EXERCISE REQUIREMENTS – Gather from the listing below each line that includes the word "color", and copy it.

+ + + +

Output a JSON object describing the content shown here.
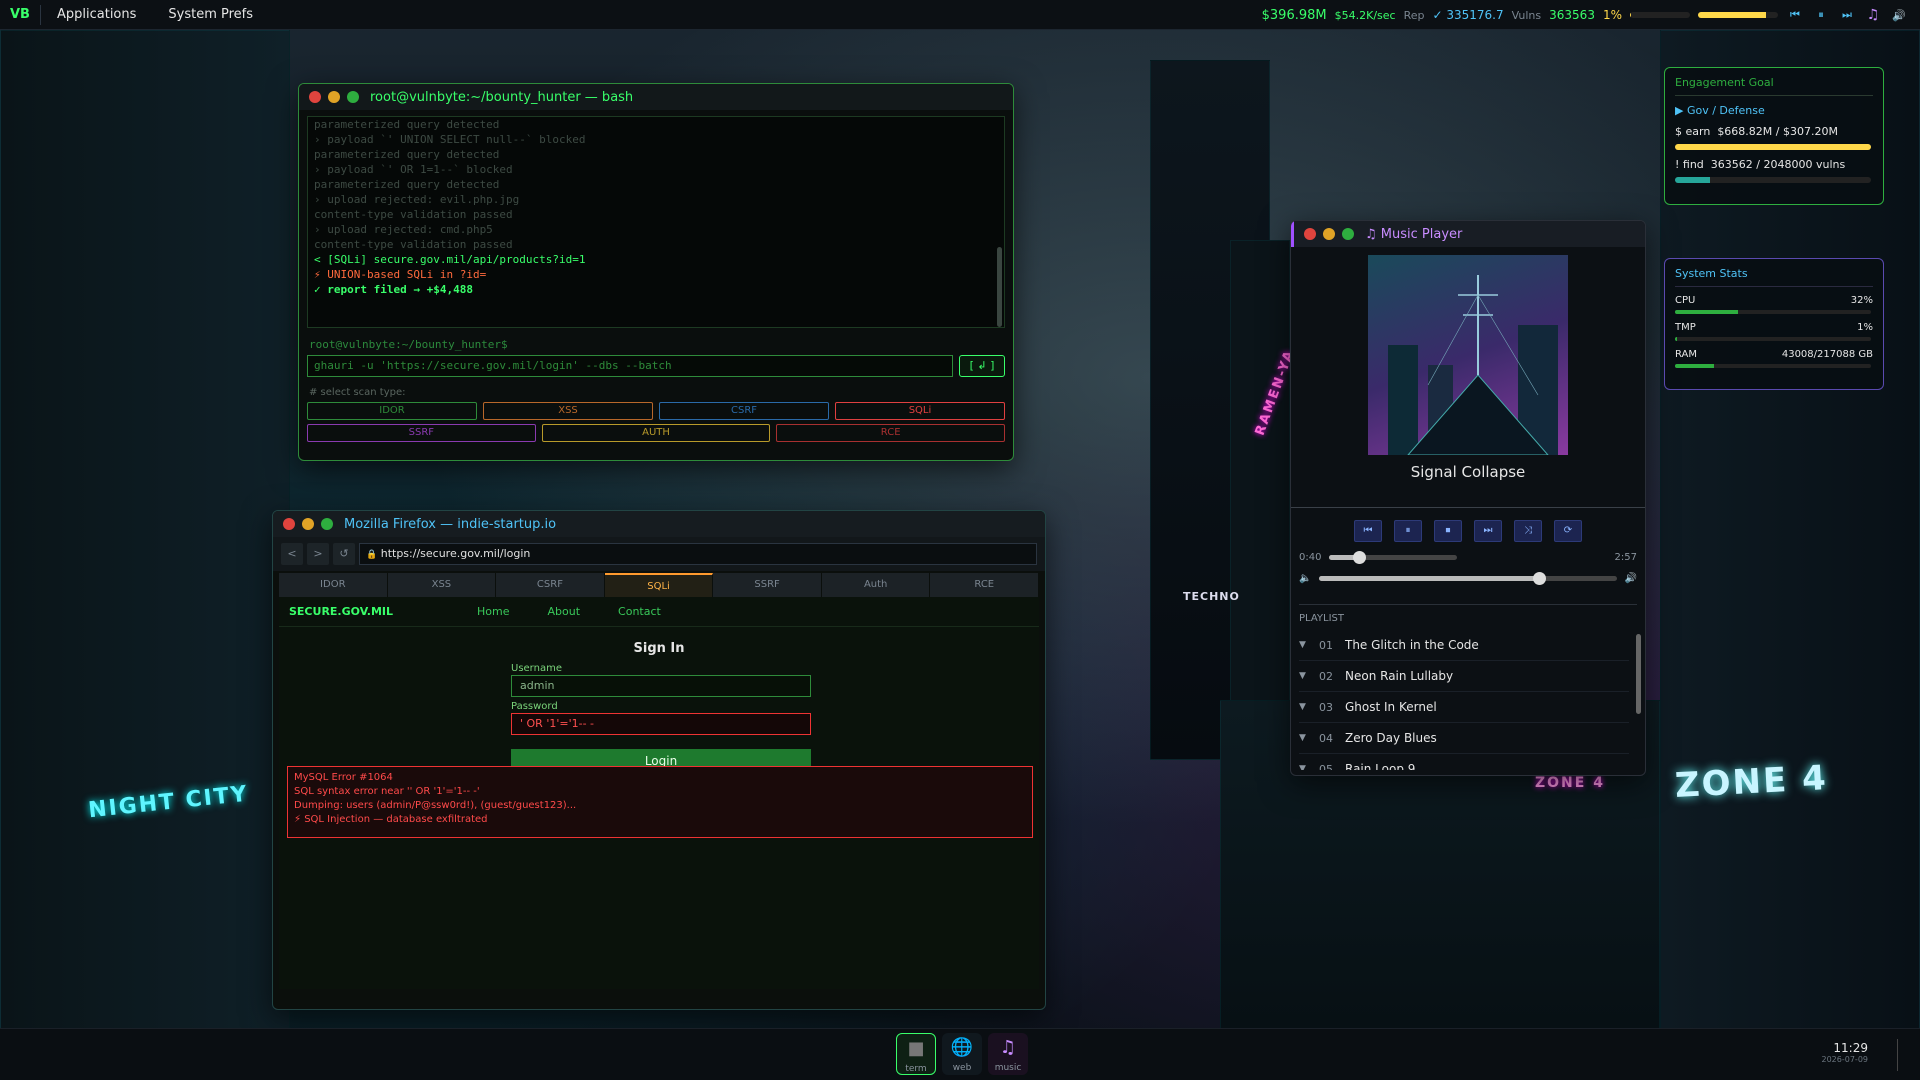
{
  "topbar": {
    "logo": "VB",
    "menu": [
      "Applications",
      "System Prefs"
    ],
    "money": "$396.98M",
    "rate": "$54.2K/sec",
    "rep_label": "Rep",
    "rep_value": "✓ 335176.7",
    "vulns_label": "Vulns",
    "vulns_value": "363563",
    "pct": "1%",
    "level_progress": 0.01,
    "volume_level": 0.85
  },
  "wallpaper": {
    "signs": [
      "NIGHT CITY",
      "ZONE 4",
      "TECHNO",
      "RAMEN-YA",
      "ZONE 4"
    ]
  },
  "terminal": {
    "title": "root@vulnbyte:~/bounty_hunter — bash",
    "log": [
      {
        "t": "parameterized query detected",
        "c": "old"
      },
      {
        "t": "› payload `' UNION SELECT null--` blocked",
        "c": "old"
      },
      {
        "t": "  parameterized query detected",
        "c": "old"
      },
      {
        "t": "› payload `' OR 1=1--` blocked",
        "c": "old"
      },
      {
        "t": "  parameterized query detected",
        "c": "old"
      },
      {
        "t": "› upload rejected: evil.php.jpg",
        "c": "old"
      },
      {
        "t": "  content-type validation passed",
        "c": "old"
      },
      {
        "t": "› upload rejected: cmd.php5",
        "c": "old"
      },
      {
        "t": "  content-type validation passed",
        "c": "old"
      },
      {
        "t": "< [SQLi]  secure.gov.mil/api/products?id=1",
        "c": "hi"
      },
      {
        "t": "  ⚡ UNION-based SQLi in ?id=",
        "c": "cur"
      },
      {
        "t": "  ✓ report filed → +$4,488",
        "c": "ok"
      }
    ],
    "prompt": "root@vulnbyte:~/bounty_hunter$",
    "command": "ghauri -u 'https://secure.gov.mil/login' --dbs --batch",
    "run_label": "[ ↲ ]",
    "scan_label": "# select scan type:",
    "scan_row1": [
      {
        "label": "IDOR",
        "color": "#2e8b3a"
      },
      {
        "label": "XSS",
        "color": "#b8672a"
      },
      {
        "label": "CSRF",
        "color": "#2a6aa8"
      },
      {
        "label": "SQLi",
        "color": "#e04040"
      }
    ],
    "scan_row2": [
      {
        "label": "SSRF",
        "color": "#8a3ab0"
      },
      {
        "label": "AUTH",
        "color": "#b89a2a"
      },
      {
        "label": "RCE",
        "color": "#a83030"
      }
    ]
  },
  "firefox": {
    "title": "Mozilla Firefox — indie-startup.io",
    "nav": [
      "<",
      ">",
      "↺"
    ],
    "url": "https://secure.gov.mil/login",
    "tabs": [
      "IDOR",
      "XSS",
      "CSRF",
      "SQLi",
      "SSRF",
      "Auth",
      "RCE"
    ],
    "active_tab": "SQLi",
    "site": {
      "brand": "SECURE.GOV.MIL",
      "links": [
        "Home",
        "About",
        "Contact"
      ],
      "heading": "Sign In",
      "user_label": "Username",
      "user_value": "admin",
      "pass_label": "Password",
      "pass_value": "' OR '1'='1-- -",
      "login": "Login"
    },
    "error": [
      "MySQL Error #1064",
      "SQL syntax error near '' OR '1'='1-- -'",
      "Dumping: users (admin/P@ssw0rd!), (guest/guest123)...",
      "⚡ SQL Injection — database exfiltrated"
    ]
  },
  "music": {
    "title": "♫  Music Player",
    "song": "Signal Collapse",
    "elapsed": "0:40",
    "duration": "2:57",
    "controls": [
      "⏮",
      "⏸",
      "⏹",
      "⏭",
      "⤨",
      "⟳"
    ],
    "progress_fraction": 0.23,
    "volume_level": 0.74,
    "playlist_label": "PLAYLIST",
    "playlist": [
      {
        "n": "01",
        "t": "The Glitch in the Code"
      },
      {
        "n": "02",
        "t": "Neon Rain Lullaby"
      },
      {
        "n": "03",
        "t": "Ghost In Kernel"
      },
      {
        "n": "04",
        "t": "Zero Day Blues"
      },
      {
        "n": "05",
        "t": "Rain Loop 9"
      }
    ]
  },
  "goal": {
    "title": "Engagement Goal",
    "target": "▶ Gov / Defense",
    "earn_prefix": "$ earn",
    "earn_value": "$668.82M / $307.20M",
    "earn_fraction": 1.0,
    "find_prefix": "! find",
    "find_value": "363562 / 2048000 vulns",
    "find_fraction": 0.18
  },
  "sys": {
    "title": "System Stats",
    "rows": [
      {
        "k": "CPU",
        "v": "32%",
        "f": 0.32,
        "c": "#2eae3f"
      },
      {
        "k": "TMP",
        "v": "1%",
        "f": 0.01,
        "c": "#2eae3f"
      },
      {
        "k": "RAM",
        "v": "43008/217088 GB",
        "f": 0.2,
        "c": "#2eae3f"
      }
    ]
  },
  "dock": {
    "items": [
      {
        "icon": "■",
        "label": "term"
      },
      {
        "icon": "🌐",
        "label": "web"
      },
      {
        "icon": "♫",
        "label": "music"
      }
    ],
    "time": "11:29",
    "date": "2026-07-09"
  }
}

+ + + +

SOLUTION TO THIS EXERCISE –
        "color": "#2e8b3a"
        "color": "#b8672a"
        "color": "#2a6aa8"
        "color": "#e04040"
        "color": "#8a3ab0"
        "color": "#b89a2a"
        "color": "#a83030"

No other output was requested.